At least twenty journalists have been attacked by hate groups gathered in a counter-rally against today’s Tbilisi Pride March, according to the latest media reports.
Those attacked include journalists and cameramen from television channels TV Pirveli, Formula TV, Rustavi 2, Imedi TV, Georgian Public Broadcaster, Mtavari Arkhi and online media outlets On.ge, Netgazeti and Tabula, reports say.
TV Pirveli said counterprotesters smashed its equpments, while Tabula Magazine noted its journalist Mako Jabua was hit by a stick.

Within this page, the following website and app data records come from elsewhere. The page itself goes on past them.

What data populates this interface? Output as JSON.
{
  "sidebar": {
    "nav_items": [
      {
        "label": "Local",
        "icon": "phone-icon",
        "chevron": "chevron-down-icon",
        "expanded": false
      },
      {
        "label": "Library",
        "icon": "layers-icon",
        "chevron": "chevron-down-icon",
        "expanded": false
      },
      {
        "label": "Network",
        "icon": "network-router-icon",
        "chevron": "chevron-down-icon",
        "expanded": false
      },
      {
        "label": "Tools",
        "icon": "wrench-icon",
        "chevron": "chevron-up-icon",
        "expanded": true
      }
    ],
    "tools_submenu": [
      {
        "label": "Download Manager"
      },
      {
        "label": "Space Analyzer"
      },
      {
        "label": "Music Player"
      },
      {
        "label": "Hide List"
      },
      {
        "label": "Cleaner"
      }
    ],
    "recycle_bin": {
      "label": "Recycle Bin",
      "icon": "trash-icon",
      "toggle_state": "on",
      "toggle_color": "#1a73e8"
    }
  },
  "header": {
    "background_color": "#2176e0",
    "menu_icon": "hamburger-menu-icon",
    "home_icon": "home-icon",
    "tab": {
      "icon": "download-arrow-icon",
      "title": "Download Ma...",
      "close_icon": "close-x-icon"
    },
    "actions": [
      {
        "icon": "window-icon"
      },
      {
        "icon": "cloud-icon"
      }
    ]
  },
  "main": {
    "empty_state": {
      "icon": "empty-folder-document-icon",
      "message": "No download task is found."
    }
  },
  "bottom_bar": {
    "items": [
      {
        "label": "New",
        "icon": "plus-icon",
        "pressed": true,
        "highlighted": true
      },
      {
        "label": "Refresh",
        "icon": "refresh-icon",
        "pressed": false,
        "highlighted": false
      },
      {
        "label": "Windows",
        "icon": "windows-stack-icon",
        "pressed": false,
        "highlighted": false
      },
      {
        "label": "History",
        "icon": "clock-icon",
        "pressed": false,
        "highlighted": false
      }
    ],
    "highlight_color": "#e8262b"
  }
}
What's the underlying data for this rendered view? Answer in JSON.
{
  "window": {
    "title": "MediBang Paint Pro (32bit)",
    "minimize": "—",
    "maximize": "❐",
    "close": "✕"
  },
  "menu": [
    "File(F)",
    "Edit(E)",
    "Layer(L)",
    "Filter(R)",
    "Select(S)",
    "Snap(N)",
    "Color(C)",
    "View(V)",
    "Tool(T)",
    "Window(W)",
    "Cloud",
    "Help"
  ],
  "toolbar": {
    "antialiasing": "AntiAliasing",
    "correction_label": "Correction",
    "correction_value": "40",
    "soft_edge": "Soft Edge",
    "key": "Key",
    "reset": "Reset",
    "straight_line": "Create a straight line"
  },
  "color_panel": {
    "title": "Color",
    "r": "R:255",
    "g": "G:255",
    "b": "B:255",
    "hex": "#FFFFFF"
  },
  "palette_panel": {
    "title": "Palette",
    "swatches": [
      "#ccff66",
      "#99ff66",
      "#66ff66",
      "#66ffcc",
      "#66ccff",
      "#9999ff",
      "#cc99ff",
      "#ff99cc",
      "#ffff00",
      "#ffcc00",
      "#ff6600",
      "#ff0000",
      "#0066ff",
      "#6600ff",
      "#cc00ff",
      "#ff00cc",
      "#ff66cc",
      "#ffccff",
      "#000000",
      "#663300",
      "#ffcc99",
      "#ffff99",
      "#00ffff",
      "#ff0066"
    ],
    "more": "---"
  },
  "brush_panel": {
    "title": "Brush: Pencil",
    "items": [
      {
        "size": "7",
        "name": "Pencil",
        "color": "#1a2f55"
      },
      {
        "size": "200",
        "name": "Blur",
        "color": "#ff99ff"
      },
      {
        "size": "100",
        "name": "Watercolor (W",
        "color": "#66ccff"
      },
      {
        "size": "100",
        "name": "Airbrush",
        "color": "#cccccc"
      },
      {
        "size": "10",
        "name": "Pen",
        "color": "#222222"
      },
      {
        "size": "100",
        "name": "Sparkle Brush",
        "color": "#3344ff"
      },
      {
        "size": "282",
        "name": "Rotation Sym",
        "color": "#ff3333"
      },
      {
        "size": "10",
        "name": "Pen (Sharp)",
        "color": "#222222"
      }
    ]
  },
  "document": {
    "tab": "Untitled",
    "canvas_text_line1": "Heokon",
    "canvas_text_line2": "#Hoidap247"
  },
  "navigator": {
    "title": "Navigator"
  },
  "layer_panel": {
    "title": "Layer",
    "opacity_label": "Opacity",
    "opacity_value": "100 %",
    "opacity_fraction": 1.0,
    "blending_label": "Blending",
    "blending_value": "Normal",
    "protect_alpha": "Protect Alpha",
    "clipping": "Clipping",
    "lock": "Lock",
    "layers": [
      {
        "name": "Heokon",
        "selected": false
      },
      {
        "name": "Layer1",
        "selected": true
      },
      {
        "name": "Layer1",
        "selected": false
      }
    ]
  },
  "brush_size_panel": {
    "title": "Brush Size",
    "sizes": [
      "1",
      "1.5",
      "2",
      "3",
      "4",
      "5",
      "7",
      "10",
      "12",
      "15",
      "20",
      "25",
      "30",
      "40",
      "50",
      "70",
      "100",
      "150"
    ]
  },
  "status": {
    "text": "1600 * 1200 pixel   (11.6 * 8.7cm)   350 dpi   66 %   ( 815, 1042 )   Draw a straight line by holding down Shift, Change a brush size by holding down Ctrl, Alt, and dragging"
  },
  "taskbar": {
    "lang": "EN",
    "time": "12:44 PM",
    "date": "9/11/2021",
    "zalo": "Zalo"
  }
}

Several journalists reportedly sustained various degrees of injuries.
The Interior Ministry said it has launched investigations into cases of interference with journalist’s professional activities (Article 154, Criminal Code) and violence (Article 126). The statement did not specify how many incidents have taken place.
The statement also called on Tbilisi Pride activists not to hold the March “in an open public space” because of the “scale” of the ongoing counter-rally.
“The situation poses a real threat to the life and health of representatives of the media and hampers their journalistic activities,” stated the Public Defender of Georgia following the attacks.
Ombudsperson Nino Lomjaria called on the law enforcement agencies to “use legal mechanisms” to remove alleged offenders from public spaces, and reminded the state authorities of their constitutional obligation to protect freedom of peaceful expression and assembly “including by responding to counter-demonstrators’ violent actions.”
On 24 June, the European Union and UNDP launched a new project – EU for Improving Environmental Monitoring in the Black Sea (EU4EMBLAS) – to further boost the efforts to improve protection of the Black Sea environment.
EU4EMBLAS builds on the results of previous phases of the project, which have tackled the deficiencies and limitations in marine data availability, supported development of the Black Sea Water Quality Databases, assessment and classification schemes, as well as addressed public involvement in marine litter reduction and environmental protection through local small-scale actions, campaigns and events.
EU4EMBLAS will primarily help to establish modern systems and facilities to support marine environmental monitoring in Georgia and Ukraine and strengthen national capacities for application of modern analytical methods, data management and assessment related to marine environmental monitoring. Increased public awareness on Black Sea environmental issues and education of the young generation will continue to be an integral part of the programme.
Key actors include national institutions involved in the Black Sea monitoring, as well as national authorities, research / scientific / educational organisations, and civil society organisations.
The material is prepared within the project "EU NEIGHBOURS east"